▸ **Records supplied**
——————————
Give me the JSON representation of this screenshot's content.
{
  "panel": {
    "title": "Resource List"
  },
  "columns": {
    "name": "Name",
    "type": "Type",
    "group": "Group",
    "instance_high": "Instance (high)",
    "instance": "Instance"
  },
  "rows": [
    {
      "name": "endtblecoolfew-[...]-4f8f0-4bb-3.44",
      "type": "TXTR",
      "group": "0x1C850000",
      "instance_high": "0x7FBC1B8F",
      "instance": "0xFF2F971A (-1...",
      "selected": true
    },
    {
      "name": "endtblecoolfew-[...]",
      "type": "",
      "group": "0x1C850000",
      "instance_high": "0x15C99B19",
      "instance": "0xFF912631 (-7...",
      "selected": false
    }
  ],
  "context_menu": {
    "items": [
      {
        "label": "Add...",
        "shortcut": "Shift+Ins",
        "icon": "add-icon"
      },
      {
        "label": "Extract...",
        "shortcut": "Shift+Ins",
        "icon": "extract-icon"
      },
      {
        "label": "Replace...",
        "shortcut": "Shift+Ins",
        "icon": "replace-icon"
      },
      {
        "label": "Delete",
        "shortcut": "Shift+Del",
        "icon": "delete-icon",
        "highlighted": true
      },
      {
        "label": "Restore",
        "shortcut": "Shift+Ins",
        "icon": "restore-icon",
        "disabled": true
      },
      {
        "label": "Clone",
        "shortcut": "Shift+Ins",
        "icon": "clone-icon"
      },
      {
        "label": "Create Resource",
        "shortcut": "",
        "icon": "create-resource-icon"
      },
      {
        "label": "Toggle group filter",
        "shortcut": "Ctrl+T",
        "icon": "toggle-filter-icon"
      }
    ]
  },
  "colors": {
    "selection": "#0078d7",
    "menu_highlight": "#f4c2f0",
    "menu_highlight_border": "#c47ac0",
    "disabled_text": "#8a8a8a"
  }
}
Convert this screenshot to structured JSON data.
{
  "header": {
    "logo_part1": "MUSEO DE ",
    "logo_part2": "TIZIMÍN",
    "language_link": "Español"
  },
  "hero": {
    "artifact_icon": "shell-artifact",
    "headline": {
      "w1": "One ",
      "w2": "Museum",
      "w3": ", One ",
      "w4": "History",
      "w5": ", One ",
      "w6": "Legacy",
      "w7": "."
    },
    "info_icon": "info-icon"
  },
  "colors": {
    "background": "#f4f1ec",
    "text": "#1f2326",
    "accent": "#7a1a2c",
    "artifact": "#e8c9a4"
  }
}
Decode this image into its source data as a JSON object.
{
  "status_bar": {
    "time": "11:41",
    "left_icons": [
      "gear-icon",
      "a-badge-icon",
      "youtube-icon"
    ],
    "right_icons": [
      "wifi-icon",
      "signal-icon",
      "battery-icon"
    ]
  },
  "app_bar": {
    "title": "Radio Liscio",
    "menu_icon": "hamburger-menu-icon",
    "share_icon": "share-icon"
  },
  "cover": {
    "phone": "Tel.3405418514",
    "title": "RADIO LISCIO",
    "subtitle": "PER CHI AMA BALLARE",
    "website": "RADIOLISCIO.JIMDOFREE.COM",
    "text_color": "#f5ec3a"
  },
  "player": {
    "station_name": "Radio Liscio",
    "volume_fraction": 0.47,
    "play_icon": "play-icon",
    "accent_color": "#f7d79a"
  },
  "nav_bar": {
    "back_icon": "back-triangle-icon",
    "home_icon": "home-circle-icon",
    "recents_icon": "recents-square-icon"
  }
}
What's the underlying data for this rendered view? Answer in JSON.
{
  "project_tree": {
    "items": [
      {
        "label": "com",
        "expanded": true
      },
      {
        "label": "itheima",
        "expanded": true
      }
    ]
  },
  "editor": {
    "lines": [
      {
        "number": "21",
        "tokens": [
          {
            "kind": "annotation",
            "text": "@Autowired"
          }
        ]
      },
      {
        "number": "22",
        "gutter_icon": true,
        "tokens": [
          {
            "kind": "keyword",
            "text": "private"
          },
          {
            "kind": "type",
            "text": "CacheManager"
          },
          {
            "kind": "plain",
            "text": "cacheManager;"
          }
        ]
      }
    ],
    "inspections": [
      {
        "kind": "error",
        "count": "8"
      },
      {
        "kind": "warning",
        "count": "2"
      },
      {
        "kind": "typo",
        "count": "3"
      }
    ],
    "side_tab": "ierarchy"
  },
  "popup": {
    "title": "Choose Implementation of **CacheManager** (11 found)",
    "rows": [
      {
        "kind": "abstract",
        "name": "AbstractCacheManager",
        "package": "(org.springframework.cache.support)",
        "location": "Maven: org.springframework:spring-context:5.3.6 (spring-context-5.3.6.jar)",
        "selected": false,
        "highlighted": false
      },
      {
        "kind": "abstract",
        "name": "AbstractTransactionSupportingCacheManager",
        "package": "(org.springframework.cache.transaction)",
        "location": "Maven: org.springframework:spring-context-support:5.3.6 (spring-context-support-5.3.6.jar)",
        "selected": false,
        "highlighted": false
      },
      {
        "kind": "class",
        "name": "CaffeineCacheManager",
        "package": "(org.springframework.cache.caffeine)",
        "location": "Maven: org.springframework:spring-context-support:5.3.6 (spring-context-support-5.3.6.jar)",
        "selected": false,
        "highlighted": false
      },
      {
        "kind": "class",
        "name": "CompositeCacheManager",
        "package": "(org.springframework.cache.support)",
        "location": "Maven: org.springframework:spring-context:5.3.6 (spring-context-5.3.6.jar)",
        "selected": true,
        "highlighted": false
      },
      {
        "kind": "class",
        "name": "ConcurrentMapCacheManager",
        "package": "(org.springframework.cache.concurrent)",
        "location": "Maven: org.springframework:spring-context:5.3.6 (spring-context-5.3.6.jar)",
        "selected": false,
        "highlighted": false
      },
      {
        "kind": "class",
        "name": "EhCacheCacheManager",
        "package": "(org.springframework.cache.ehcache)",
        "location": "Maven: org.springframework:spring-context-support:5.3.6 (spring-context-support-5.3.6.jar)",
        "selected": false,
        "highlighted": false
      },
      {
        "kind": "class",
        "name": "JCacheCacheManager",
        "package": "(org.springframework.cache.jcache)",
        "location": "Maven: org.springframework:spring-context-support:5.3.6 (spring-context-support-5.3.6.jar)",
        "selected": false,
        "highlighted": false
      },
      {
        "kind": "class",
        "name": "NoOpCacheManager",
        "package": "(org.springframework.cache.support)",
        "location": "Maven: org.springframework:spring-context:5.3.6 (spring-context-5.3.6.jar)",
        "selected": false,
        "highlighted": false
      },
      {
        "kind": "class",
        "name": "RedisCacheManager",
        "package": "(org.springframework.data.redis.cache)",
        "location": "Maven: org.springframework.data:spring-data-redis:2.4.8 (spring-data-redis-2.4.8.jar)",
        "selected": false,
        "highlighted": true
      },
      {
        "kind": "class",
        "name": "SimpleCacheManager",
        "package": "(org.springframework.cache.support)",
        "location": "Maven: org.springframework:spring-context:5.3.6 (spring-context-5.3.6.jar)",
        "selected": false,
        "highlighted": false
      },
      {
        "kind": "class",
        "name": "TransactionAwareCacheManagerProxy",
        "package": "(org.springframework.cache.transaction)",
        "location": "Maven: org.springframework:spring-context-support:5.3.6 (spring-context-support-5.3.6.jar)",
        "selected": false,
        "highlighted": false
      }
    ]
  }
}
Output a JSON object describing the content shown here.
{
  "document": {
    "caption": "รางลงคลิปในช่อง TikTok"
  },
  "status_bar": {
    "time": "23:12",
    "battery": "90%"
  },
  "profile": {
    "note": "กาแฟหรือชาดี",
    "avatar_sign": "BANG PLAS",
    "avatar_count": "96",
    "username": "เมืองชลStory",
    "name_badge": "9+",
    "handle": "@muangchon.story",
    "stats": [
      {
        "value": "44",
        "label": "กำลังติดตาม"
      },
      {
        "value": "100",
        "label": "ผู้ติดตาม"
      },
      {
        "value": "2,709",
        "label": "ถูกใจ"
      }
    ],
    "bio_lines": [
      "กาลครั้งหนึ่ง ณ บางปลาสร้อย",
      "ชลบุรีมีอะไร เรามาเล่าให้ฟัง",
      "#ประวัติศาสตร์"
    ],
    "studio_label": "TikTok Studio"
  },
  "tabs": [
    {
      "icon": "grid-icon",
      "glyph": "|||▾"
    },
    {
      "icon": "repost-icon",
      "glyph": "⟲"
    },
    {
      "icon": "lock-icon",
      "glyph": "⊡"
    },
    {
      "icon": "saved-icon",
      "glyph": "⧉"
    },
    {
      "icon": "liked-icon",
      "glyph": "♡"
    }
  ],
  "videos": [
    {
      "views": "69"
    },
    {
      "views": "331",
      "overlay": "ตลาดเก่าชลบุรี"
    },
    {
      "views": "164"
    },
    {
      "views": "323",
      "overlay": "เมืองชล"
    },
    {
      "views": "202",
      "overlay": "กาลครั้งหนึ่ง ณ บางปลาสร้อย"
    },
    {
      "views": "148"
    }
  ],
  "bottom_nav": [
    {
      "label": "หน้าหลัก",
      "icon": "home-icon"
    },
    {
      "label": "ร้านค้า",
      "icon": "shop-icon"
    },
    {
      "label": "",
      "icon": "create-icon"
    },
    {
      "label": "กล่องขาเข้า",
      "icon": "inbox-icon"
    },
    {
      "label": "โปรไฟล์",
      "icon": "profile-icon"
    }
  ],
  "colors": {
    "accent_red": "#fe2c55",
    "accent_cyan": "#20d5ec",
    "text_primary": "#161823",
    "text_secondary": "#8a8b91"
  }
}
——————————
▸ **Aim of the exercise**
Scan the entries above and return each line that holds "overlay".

▸ **Task output**
      "overlay": "ตลาดเก่าชลบุรี"
      "overlay": "เมืองชล"
      "overlay": "กาลครั้งหนึ่ง ณ บางปลาสร้อย"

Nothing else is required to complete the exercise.